---------- Excerpted data

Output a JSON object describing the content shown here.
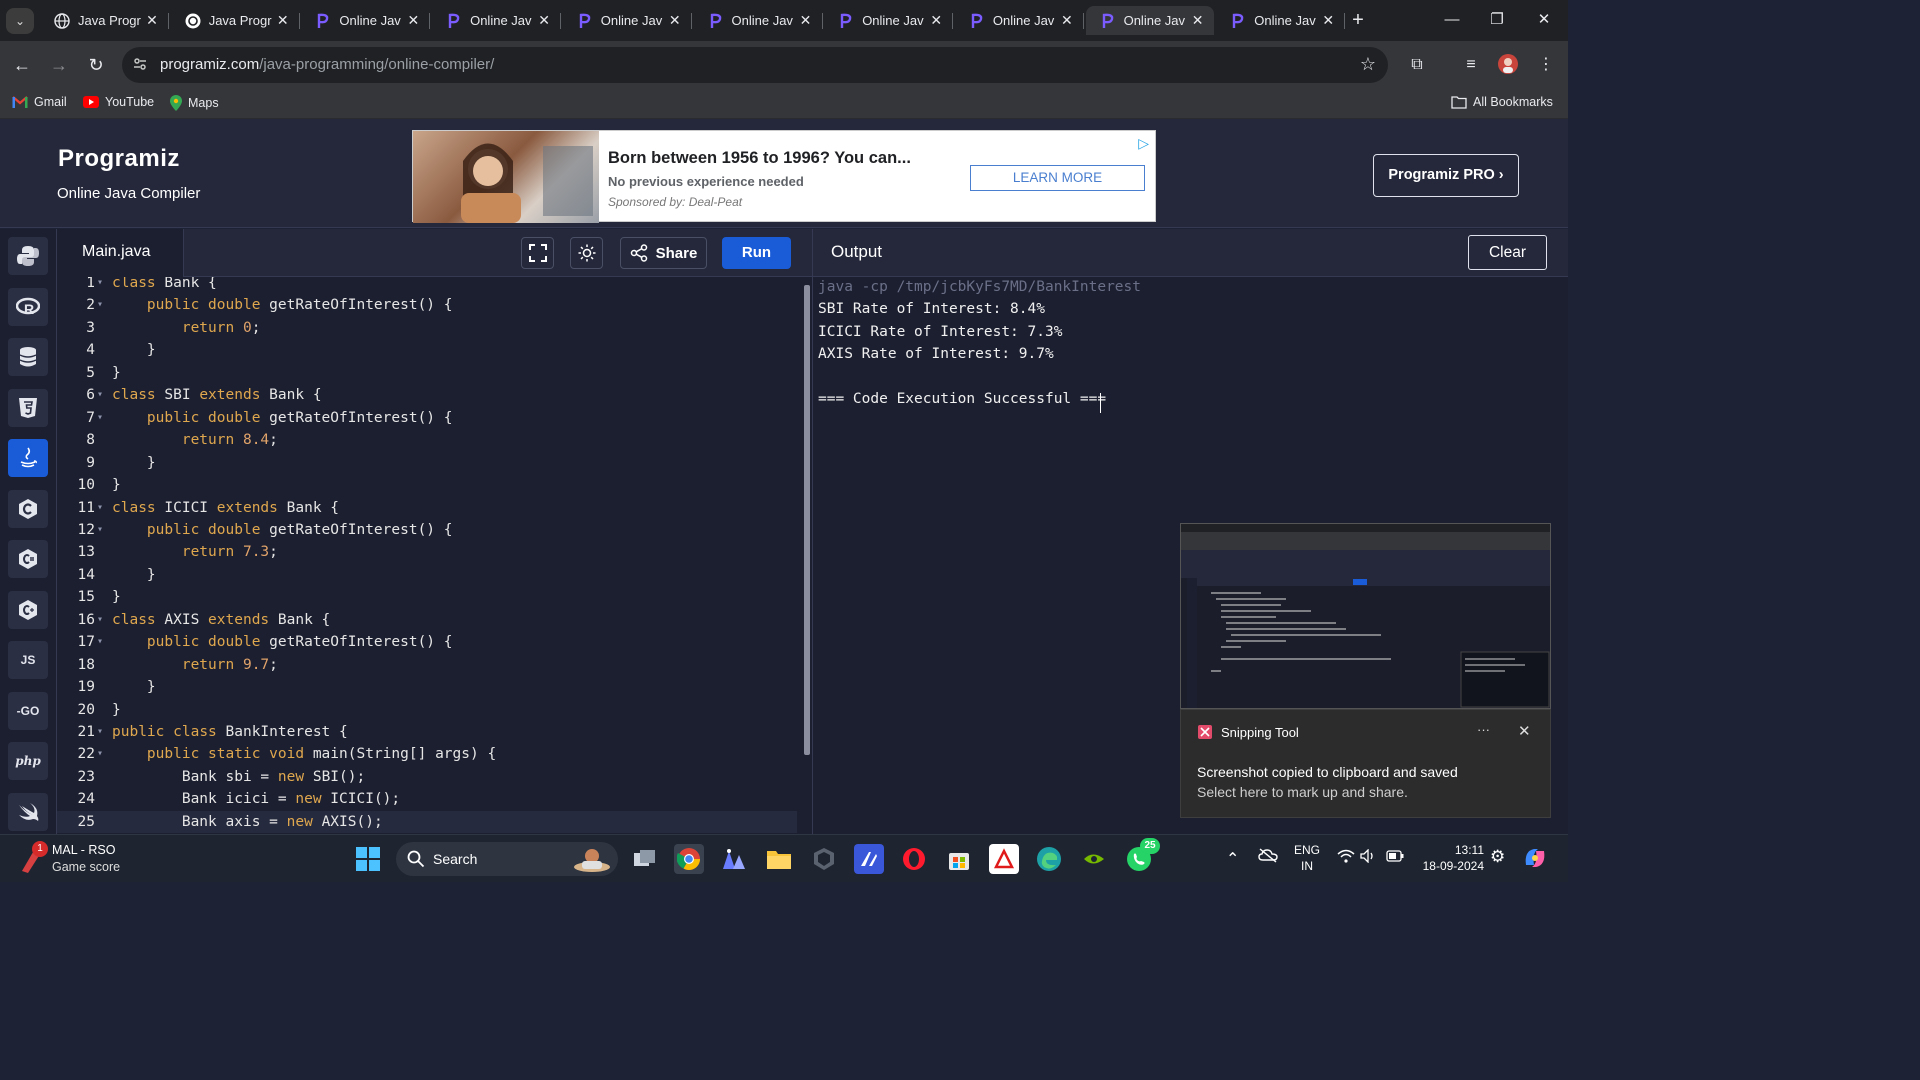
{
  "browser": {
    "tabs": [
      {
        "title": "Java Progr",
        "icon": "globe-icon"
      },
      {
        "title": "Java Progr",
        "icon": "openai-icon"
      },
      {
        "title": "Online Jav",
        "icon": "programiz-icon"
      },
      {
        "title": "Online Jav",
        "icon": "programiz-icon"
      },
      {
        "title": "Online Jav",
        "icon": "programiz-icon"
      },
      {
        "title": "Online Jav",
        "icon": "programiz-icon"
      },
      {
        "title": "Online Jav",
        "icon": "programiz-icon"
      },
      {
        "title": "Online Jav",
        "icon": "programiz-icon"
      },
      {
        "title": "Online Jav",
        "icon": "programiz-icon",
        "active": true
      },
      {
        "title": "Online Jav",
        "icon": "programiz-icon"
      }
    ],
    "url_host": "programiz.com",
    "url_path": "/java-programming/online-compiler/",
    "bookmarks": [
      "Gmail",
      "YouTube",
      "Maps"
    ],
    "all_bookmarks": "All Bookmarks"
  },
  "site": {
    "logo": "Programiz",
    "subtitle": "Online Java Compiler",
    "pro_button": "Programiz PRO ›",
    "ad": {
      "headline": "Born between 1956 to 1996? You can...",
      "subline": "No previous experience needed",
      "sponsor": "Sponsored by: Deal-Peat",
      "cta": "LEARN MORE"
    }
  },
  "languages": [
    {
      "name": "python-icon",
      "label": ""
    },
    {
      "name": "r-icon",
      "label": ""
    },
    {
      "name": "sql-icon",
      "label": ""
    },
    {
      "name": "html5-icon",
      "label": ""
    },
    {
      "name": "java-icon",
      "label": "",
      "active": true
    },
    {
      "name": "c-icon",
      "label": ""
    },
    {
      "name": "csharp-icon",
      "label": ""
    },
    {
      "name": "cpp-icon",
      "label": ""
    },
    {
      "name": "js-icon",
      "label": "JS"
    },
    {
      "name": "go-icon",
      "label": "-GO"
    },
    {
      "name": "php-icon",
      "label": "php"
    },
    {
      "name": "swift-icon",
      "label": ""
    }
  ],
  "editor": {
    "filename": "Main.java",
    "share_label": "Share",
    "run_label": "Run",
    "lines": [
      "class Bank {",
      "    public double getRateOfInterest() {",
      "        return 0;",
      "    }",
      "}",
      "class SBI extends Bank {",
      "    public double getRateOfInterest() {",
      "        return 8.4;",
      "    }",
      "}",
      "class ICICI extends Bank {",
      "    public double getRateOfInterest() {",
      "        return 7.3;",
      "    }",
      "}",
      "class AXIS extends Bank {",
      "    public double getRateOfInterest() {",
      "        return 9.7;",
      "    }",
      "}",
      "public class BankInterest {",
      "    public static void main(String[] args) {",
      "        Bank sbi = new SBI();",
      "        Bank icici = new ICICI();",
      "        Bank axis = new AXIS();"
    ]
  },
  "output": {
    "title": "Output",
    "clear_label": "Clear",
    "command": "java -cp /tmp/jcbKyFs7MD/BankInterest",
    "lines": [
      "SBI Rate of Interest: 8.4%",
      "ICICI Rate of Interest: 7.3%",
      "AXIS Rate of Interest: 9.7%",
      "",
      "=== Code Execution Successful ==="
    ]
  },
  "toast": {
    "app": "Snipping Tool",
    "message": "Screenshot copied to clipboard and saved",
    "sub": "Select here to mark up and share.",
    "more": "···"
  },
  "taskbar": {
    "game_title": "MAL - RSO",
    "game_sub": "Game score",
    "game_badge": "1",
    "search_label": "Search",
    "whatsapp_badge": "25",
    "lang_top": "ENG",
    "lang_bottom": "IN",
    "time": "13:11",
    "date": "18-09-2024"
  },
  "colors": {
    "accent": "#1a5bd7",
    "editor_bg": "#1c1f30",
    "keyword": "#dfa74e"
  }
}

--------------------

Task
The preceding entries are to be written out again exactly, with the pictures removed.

Written solution
Output a JSON object describing the content shown here.
{
  "browser": {
    "tabs": [
      {
        "title": "Java Progr",
        "icon": "globe-icon"
      },
      {
        "title": "Java Progr",
        "icon": "openai-icon"
      },
      {
        "title": "Online Jav",
        "icon": "programiz-icon"
      },
      {
        "title": "Online Jav",
        "icon": "programiz-icon"
      },
      {
        "title": "Online Jav",
        "icon": "programiz-icon"
      },
      {
        "title": "Online Jav",
        "icon": "programiz-icon"
      },
      {
        "title": "Online Jav",
        "icon": "programiz-icon"
      },
      {
        "title": "Online Jav",
        "icon": "programiz-icon"
      },
      {
        "title": "Online Jav",
        "icon": "programiz-icon",
        "active": true
      },
      {
        "title": "Online Jav",
        "icon": "programiz-icon"
      }
    ],
    "url_host": "programiz.com",
    "url_path": "/java-programming/online-compiler/",
    "bookmarks": [
      "Gmail",
      "YouTube",
      "Maps"
    ],
    "all_bookmarks": "All Bookmarks"
  },
  "site": {
    "logo": "Programiz",
    "subtitle": "Online Java Compiler",
    "pro_button": "Programiz PRO ›",
    "ad": {
      "headline": "Born between 1956 to 1996? You can...",
      "subline": "No previous experience needed",
      "sponsor": "Sponsored by: Deal-Peat",
      "cta": "LEARN MORE"
    }
  },
  "languages": [
    {
      "name": "python-icon",
      "label": ""
    },
    {
      "name": "r-icon",
      "label": ""
    },
    {
      "name": "sql-icon",
      "label": ""
    },
    {
      "name": "html5-icon",
      "label": ""
    },
    {
      "name": "java-icon",
      "label": "",
      "active": true
    },
    {
      "name": "c-icon",
      "label": ""
    },
    {
      "name": "csharp-icon",
      "label": ""
    },
    {
      "name": "cpp-icon",
      "label": ""
    },
    {
      "name": "js-icon",
      "label": "JS"
    },
    {
      "name": "go-icon",
      "label": "-GO"
    },
    {
      "name": "php-icon",
      "label": "php"
    },
    {
      "name": "swift-icon",
      "label": ""
    }
  ],
  "editor": {
    "filename": "Main.java",
    "share_label": "Share",
    "run_label": "Run",
    "lines": [
      "class Bank {",
      "    public double getRateOfInterest() {",
      "        return 0;",
      "    }",
      "}",
      "class SBI extends Bank {",
      "    public double getRateOfInterest() {",
      "        return 8.4;",
      "    }",
      "}",
      "class ICICI extends Bank {",
      "    public double getRateOfInterest() {",
      "        return 7.3;",
      "    }",
      "}",
      "class AXIS extends Bank {",
      "    public double getRateOfInterest() {",
      "        return 9.7;",
      "    }",
      "}",
      "public class BankInterest {",
      "    public static void main(String[] args) {",
      "        Bank sbi = new SBI();",
      "        Bank icici = new ICICI();",
      "        Bank axis = new AXIS();"
    ]
  },
  "output": {
    "title": "Output",
    "clear_label": "Clear",
    "command": "java -cp /tmp/jcbKyFs7MD/BankInterest",
    "lines": [
      "SBI Rate of Interest: 8.4%",
      "ICICI Rate of Interest: 7.3%",
      "AXIS Rate of Interest: 9.7%",
      "",
      "=== Code Execution Successful ==="
    ]
  },
  "toast": {
    "app": "Snipping Tool",
    "message": "Screenshot copied to clipboard and saved",
    "sub": "Select here to mark up and share.",
    "more": "···"
  },
  "taskbar": {
    "game_title": "MAL - RSO",
    "game_sub": "Game score",
    "game_badge": "1",
    "search_label": "Search",
    "whatsapp_badge": "25",
    "lang_top": "ENG",
    "lang_bottom": "IN",
    "time": "13:11",
    "date": "18-09-2024"
  },
  "colors": {
    "accent": "#1a5bd7",
    "editor_bg": "#1c1f30",
    "keyword": "#dfa74e"
  }
}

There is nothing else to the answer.